Bottom Line: The overall result was comparable with the all-atomic ROSETTA simulation, but the central processing unit (CPU) time by I-TASSER was much shorter (150 CPU days vs. 5 CPU hours).Compared with other ab initio modeling methods such as ROSETTA and TOUCHSTONE II, the average performance of I-TASSER is either much better or is similar within a lower computational time.These data, together with the significant performance of automated I-TASSER server (the Zhang-Server) in the 'free modeling' section of the recent Critical Assessment of Structure Prediction (CASP)7 experiment, demonstrate new progresses in automated ab initio model generation.

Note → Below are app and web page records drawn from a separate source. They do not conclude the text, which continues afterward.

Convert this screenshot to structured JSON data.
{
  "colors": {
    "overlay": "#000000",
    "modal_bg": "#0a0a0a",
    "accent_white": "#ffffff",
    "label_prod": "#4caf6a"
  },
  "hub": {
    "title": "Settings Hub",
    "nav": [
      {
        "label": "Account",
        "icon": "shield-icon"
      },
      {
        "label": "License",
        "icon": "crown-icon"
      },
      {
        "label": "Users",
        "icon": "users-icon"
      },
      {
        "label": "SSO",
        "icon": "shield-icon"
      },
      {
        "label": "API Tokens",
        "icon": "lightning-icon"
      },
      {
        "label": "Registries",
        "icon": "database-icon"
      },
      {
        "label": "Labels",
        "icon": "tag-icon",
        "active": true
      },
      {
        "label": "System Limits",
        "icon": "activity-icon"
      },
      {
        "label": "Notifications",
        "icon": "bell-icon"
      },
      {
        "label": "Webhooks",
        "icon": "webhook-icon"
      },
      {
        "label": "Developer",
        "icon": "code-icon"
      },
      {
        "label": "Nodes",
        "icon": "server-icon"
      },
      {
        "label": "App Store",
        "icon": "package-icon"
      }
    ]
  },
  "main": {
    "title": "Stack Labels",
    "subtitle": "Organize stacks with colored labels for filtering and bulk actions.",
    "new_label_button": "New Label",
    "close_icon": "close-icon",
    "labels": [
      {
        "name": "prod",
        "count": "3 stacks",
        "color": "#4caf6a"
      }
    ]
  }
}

View Article: PubMed Central - HTML - PubMed

Affiliation: Center for Bioinformatics and Department of Molecular Bioscience, University of Kansas, Lawrence, KS 66047, USA. stwu@ku.edu

ABSTRACT

Background: Predicting 3-dimensional protein structures from amino-acid sequences is an important unsolved problem in computational structural biology. The problem becomes relatively easier if close homologous proteins have been solved, as high-resolution models can be built by aligning target sequences to the solved homologous structures. However, for sequences without similar folds in the Protein Data Bank (PDB) library, the models have to be predicted from scratch. Progress in the ab initio structure modeling is slow. The aim of this study was to extend the TASSER (threading/assembly/refinement) method for the ab initio modeling and examine systemically its ability to fold small single-domain proteins.

Results: We developed I-TASSER by iteratively implementing the TASSER method, which is used in the folding test of three benchmarks of small proteins. First, data on 16 small proteins (< 90 residues) were used to generate I-TASSER models, which had an average Calpha-root mean square deviation (RMSD) of 3.8A, with 6 of them having a Calpha-RMSD < 2.5A. The overall result was comparable with the all-atomic ROSETTA simulation, but the central processing unit (CPU) time by I-TASSER was much shorter (150 CPU days vs. 5 CPU hours). Second, data on 20 small proteins (< 120 residues) were used. I-TASSER folded four of them with a Calpha-RMSD < 2.5A. The average Calpha-RMSD of the I-TASSER models was 3.9A, whereas it was 5.9A using TOUCHSTONE-II software. Finally, 20 non-homologous small proteins (< 120 residues) were taken from the PDB library. An average Calpha-RMSD of 3.9A was obtained for the third benchmark, with seven cases having a Calpha-RMSD < 2.5A.

Conclusion: Our simulation results show that I-TASSER can consistently predict the correct folds and sometimes high-resolution models for small single-domain proteins. Compared with other ab initio modeling methods such as ROSETTA and TOUCHSTONE II, the average performance of I-TASSER is either much better or is similar within a lower computational time. These data, together with the significant performance of automated I-TASSER server (the Zhang-Server) in the 'free modeling' section of the recent Critical Assessment of Structure Prediction (CASP)7 experiment, demonstrate new progresses in automated ab initio model generation. The I-TASSER server is freely available for academic users http://zhang.bioinformatics.ku.edu/I-TASSER.

Show MeSH
Related in: MedlinePlus